Q: What’s one thing (besides yourself!) that has remained constant in SCO all these years?

Brenda’s yearbook photo from 1979.

A: One thing huh? Sorry but there are a few. The mission of the SCO as being Wisconsin’s resource for information about maps, cartography, GIS/LIS, and geospatial technology hasn’t changed! This has been a steady constant over the years. Sure, the methods in which we provide these resources and services have changed and evolved but the fact we have continued to embody the “Wisconsin Idea” for over 40 years is impressive. I witnessed all three State Cartographer’s visions and methods in accomplishing our mission from paper products to computer automation to online services. Along with that, another constant has been the ability to obtain both vast amounts of knowledgeable and talented staff and student employees over the years. The large impact and productivity from our small office is truly amazing!

Did you know I, along with other staff at the SCO, provided the administrative support to the Wisconsin Land Information Association (WLIA) during its early formation? We organized conferences, maintained the membership lists, and managed the finances. As the Association grew in membership and activity, management responsibilities were contracted to others. I served on the WLIA Board of Directors for four years and several committees along with my fellow staff at the SCO. Our support and involvement in the WLIA has always been constant as well as with the Wisconsin Society of Land Surveyors and the Wisconsin County Surveyors Association.

Q: Do you have any plans for retirement?

One of Brenda’s bird paintings.

A: Well our initial plans were to do a bit of traveling, but I guess that’s no longer an option during this ugly point in time. We currently have one grandson and he will be joined with a brother or sister in September, so it will be good to be able to hike up to where they live in Green Bay whenever we feel like it. Our daughter is about a 4-hour drive south, so there’s some spontaneous road trips in the future as well.

One thing I’ve been contemplating is setting up a small booth at some of the area craft shows.
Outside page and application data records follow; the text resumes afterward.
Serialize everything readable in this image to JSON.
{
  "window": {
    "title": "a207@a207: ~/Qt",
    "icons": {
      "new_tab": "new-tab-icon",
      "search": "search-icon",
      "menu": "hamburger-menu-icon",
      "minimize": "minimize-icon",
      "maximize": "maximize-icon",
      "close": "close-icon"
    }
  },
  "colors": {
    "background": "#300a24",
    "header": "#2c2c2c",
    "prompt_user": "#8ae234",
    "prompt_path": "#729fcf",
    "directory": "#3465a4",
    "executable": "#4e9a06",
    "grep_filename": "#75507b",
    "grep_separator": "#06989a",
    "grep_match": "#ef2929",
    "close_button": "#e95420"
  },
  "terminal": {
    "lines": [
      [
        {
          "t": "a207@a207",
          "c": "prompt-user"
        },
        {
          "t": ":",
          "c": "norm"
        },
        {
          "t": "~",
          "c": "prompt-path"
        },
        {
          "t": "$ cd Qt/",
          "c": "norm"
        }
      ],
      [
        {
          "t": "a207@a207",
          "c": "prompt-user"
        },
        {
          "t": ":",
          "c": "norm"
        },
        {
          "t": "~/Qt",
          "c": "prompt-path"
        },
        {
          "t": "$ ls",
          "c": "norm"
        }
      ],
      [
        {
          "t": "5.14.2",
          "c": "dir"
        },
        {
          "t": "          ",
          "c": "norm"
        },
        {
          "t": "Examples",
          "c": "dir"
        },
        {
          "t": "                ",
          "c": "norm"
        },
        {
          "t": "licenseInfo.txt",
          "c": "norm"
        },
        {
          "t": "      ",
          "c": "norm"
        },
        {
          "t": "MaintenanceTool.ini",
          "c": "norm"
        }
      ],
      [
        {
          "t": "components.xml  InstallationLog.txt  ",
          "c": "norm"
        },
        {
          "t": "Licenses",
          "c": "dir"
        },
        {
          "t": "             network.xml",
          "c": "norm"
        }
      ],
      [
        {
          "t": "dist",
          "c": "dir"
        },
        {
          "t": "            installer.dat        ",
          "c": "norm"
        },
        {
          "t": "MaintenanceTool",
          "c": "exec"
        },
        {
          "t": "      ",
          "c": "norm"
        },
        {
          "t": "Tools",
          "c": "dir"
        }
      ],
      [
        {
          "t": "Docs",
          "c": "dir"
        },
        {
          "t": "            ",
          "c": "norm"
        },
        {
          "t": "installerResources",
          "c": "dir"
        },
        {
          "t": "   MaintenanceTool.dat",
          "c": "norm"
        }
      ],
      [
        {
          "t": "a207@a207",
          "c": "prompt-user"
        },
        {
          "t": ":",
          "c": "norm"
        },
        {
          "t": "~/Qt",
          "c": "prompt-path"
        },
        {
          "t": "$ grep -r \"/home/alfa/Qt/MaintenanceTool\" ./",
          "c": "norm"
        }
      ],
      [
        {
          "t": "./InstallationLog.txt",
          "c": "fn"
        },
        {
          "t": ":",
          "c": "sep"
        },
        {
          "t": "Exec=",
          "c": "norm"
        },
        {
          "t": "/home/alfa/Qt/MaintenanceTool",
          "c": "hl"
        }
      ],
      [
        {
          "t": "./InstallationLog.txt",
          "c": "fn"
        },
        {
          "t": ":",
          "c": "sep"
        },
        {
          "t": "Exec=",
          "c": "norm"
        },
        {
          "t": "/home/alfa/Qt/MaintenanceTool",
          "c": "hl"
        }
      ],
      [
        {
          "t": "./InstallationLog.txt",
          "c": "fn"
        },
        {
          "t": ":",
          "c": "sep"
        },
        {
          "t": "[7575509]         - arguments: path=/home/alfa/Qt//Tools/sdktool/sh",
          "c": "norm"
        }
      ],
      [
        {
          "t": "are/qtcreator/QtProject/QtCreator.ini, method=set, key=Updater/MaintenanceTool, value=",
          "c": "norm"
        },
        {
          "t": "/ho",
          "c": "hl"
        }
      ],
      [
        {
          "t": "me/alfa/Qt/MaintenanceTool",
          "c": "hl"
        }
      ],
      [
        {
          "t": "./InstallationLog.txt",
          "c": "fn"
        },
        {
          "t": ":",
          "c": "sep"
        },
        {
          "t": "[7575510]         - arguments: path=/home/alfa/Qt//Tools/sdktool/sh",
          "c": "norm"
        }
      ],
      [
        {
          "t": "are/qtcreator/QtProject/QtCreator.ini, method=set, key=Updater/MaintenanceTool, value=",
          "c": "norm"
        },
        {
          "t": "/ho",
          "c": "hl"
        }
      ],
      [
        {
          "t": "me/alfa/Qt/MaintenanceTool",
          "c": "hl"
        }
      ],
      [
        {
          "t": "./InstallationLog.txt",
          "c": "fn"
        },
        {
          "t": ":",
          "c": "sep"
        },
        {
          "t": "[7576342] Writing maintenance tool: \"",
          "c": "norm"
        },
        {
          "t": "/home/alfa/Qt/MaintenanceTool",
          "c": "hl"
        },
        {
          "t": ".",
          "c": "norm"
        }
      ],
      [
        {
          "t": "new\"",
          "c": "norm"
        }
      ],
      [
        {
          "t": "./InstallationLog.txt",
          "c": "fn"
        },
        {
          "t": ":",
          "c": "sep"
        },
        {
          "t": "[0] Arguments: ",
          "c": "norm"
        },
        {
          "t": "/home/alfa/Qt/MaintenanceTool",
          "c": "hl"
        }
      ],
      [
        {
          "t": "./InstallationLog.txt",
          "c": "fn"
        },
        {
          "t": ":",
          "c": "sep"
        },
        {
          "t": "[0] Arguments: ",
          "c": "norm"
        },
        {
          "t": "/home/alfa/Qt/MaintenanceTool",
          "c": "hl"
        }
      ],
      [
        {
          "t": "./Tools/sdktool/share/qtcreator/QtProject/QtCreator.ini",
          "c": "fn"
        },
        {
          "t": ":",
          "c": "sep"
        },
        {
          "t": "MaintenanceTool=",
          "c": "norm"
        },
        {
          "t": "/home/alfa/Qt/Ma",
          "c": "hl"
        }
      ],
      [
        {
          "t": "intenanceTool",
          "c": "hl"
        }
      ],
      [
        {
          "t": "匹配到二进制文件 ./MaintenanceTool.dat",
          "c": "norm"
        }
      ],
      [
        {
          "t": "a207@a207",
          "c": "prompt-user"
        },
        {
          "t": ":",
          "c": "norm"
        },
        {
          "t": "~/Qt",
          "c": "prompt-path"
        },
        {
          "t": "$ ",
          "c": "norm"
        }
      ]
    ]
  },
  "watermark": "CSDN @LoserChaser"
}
I’ve always enjoyed drawing and crafting. I’ve painted on rocks, bowls, bottles, jars, wood, etc., and have made garden gizmos, pillows and blankets. I keep getting pushed by family members to “go for it”, telling me people will buy them. I’m kind of skeptical but, what the heck!

 

Q: Last question: you will be terribly missed in the SCO, the Geography Department, and Science Hall. What will you miss the most?

Christine, Brenda and Art, 1980s.

A: I know I’m going to miss the interaction with my county surveyors and my network with the surveying community, and of course, the talented and amazing staff at the SCO and associated departments. I’ve learned SO MUCH from each one of them throughout the years! Not a day went by where I didn’t learn something new. Of course, I will greatly miss all of you!

 

 

Best of luck with your retirement, Brenda!